Dataset rows for apps and sites:
※ ※ ※
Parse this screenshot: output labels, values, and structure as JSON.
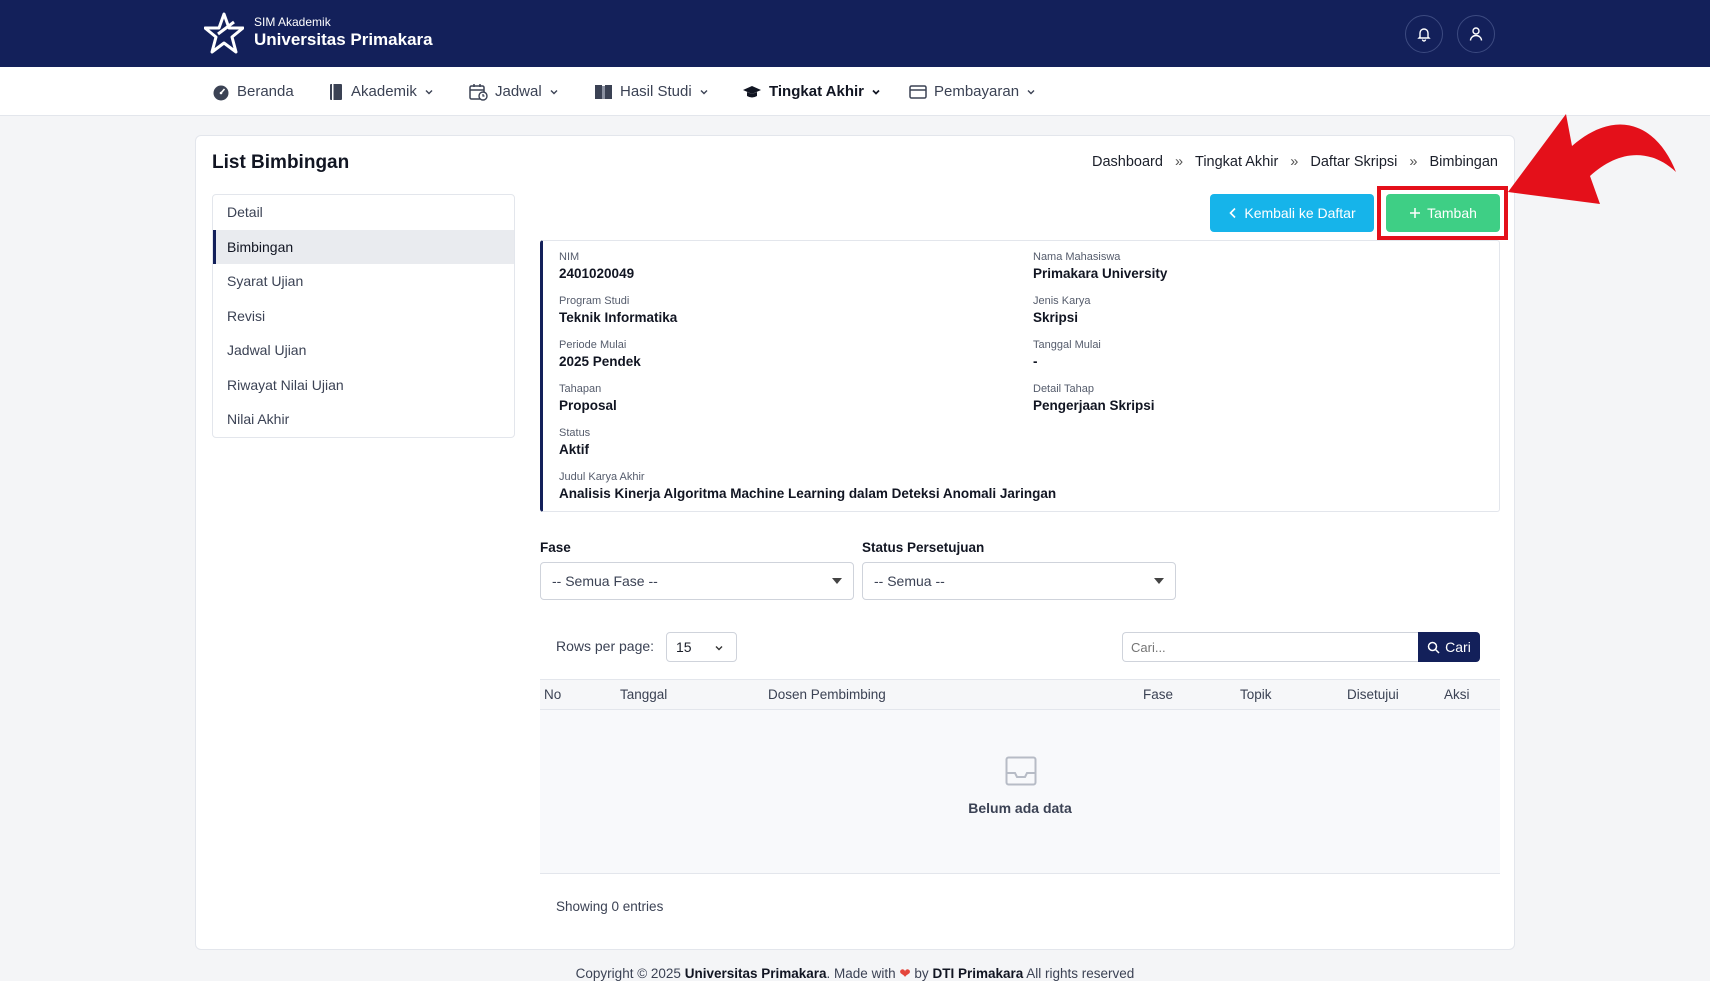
{
  "header": {
    "app_subtitle": "SIM Akademik",
    "app_title": "Universitas Primakara",
    "bell_icon": "bell-icon",
    "user_icon": "user-icon"
  },
  "nav": {
    "items": [
      {
        "label": "Beranda",
        "icon": "gauge-icon"
      },
      {
        "label": "Akademik",
        "icon": "book-icon"
      },
      {
        "label": "Jadwal",
        "icon": "calendar-clock-icon"
      },
      {
        "label": "Hasil Studi",
        "icon": "open-book-icon"
      },
      {
        "label": "Tingkat Akhir",
        "icon": "graduation-cap-icon"
      },
      {
        "label": "Pembayaran",
        "icon": "wallet-icon"
      }
    ]
  },
  "page": {
    "title": "List Bimbingan",
    "breadcrumb": [
      "Dashboard",
      "Tingkat Akhir",
      "Daftar Skripsi",
      "Bimbingan"
    ],
    "breadcrumb_sep": "»"
  },
  "side_menu": [
    "Detail",
    "Bimbingan",
    "Syarat Ujian",
    "Revisi",
    "Jadwal Ujian",
    "Riwayat Nilai Ujian",
    "Nilai Akhir"
  ],
  "actions": {
    "back_label": "Kembali ke Daftar",
    "add_label": "Tambah"
  },
  "info": {
    "nim": {
      "label": "NIM",
      "value": "2401020049"
    },
    "nama": {
      "label": "Nama Mahasiswa",
      "value": "Primakara University"
    },
    "prodi": {
      "label": "Program Studi",
      "value": "Teknik Informatika"
    },
    "jenis": {
      "label": "Jenis Karya",
      "value": "Skripsi"
    },
    "periode": {
      "label": "Periode Mulai",
      "value": "2025 Pendek"
    },
    "tanggal": {
      "label": "Tanggal Mulai",
      "value": "-"
    },
    "tahapan": {
      "label": "Tahapan",
      "value": "Proposal"
    },
    "detail_tahap": {
      "label": "Detail Tahap",
      "value": "Pengerjaan Skripsi"
    },
    "status": {
      "label": "Status",
      "value": "Aktif"
    },
    "judul": {
      "label": "Judul Karya Akhir",
      "value": "Analisis Kinerja Algoritma Machine Learning dalam Deteksi Anomali Jaringan"
    }
  },
  "filters": {
    "fase_label": "Fase",
    "fase_value": "-- Semua Fase --",
    "status_label": "Status Persetujuan",
    "status_value": "-- Semua --"
  },
  "table_controls": {
    "rows_label": "Rows per page:",
    "rows_value": "15",
    "search_placeholder": "Cari...",
    "search_button": "Cari"
  },
  "table": {
    "columns": [
      "No",
      "Tanggal",
      "Dosen Pembimbing",
      "Fase",
      "Topik",
      "Disetujui",
      "Aksi"
    ],
    "empty_text": "Belum ada data",
    "showing": "Showing 0 entries"
  },
  "footer": {
    "prefix": "Copyright © 2025",
    "org": "Universitas Primakara",
    "made_with": ". Made with",
    "by": "by",
    "team": "DTI Primakara",
    "suffix": "All rights reserved"
  },
  "colors": {
    "navy": "#13205a",
    "cyan": "#16b4ea",
    "green": "#3ecf85",
    "highlight_red": "#e4101a"
  }
}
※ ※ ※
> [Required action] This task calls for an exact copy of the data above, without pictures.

> [Exercise response]
Parse this screenshot: output labels, values, and structure as JSON.
{
  "header": {
    "app_subtitle": "SIM Akademik",
    "app_title": "Universitas Primakara",
    "bell_icon": "bell-icon",
    "user_icon": "user-icon"
  },
  "nav": {
    "items": [
      {
        "label": "Beranda",
        "icon": "gauge-icon"
      },
      {
        "label": "Akademik",
        "icon": "book-icon"
      },
      {
        "label": "Jadwal",
        "icon": "calendar-clock-icon"
      },
      {
        "label": "Hasil Studi",
        "icon": "open-book-icon"
      },
      {
        "label": "Tingkat Akhir",
        "icon": "graduation-cap-icon"
      },
      {
        "label": "Pembayaran",
        "icon": "wallet-icon"
      }
    ]
  },
  "page": {
    "title": "List Bimbingan",
    "breadcrumb": [
      "Dashboard",
      "Tingkat Akhir",
      "Daftar Skripsi",
      "Bimbingan"
    ],
    "breadcrumb_sep": "»"
  },
  "side_menu": [
    "Detail",
    "Bimbingan",
    "Syarat Ujian",
    "Revisi",
    "Jadwal Ujian",
    "Riwayat Nilai Ujian",
    "Nilai Akhir"
  ],
  "actions": {
    "back_label": "Kembali ke Daftar",
    "add_label": "Tambah"
  },
  "info": {
    "nim": {
      "label": "NIM",
      "value": "2401020049"
    },
    "nama": {
      "label": "Nama Mahasiswa",
      "value": "Primakara University"
    },
    "prodi": {
      "label": "Program Studi",
      "value": "Teknik Informatika"
    },
    "jenis": {
      "label": "Jenis Karya",
      "value": "Skripsi"
    },
    "periode": {
      "label": "Periode Mulai",
      "value": "2025 Pendek"
    },
    "tanggal": {
      "label": "Tanggal Mulai",
      "value": "-"
    },
    "tahapan": {
      "label": "Tahapan",
      "value": "Proposal"
    },
    "detail_tahap": {
      "label": "Detail Tahap",
      "value": "Pengerjaan Skripsi"
    },
    "status": {
      "label": "Status",
      "value": "Aktif"
    },
    "judul": {
      "label": "Judul Karya Akhir",
      "value": "Analisis Kinerja Algoritma Machine Learning dalam Deteksi Anomali Jaringan"
    }
  },
  "filters": {
    "fase_label": "Fase",
    "fase_value": "-- Semua Fase --",
    "status_label": "Status Persetujuan",
    "status_value": "-- Semua --"
  },
  "table_controls": {
    "rows_label": "Rows per page:",
    "rows_value": "15",
    "search_placeholder": "Cari...",
    "search_button": "Cari"
  },
  "table": {
    "columns": [
      "No",
      "Tanggal",
      "Dosen Pembimbing",
      "Fase",
      "Topik",
      "Disetujui",
      "Aksi"
    ],
    "empty_text": "Belum ada data",
    "showing": "Showing 0 entries"
  },
  "footer": {
    "prefix": "Copyright © 2025",
    "org": "Universitas Primakara",
    "made_with": ". Made with",
    "by": "by",
    "team": "DTI Primakara",
    "suffix": "All rights reserved"
  },
  "colors": {
    "navy": "#13205a",
    "cyan": "#16b4ea",
    "green": "#3ecf85",
    "highlight_red": "#e4101a"
  }
}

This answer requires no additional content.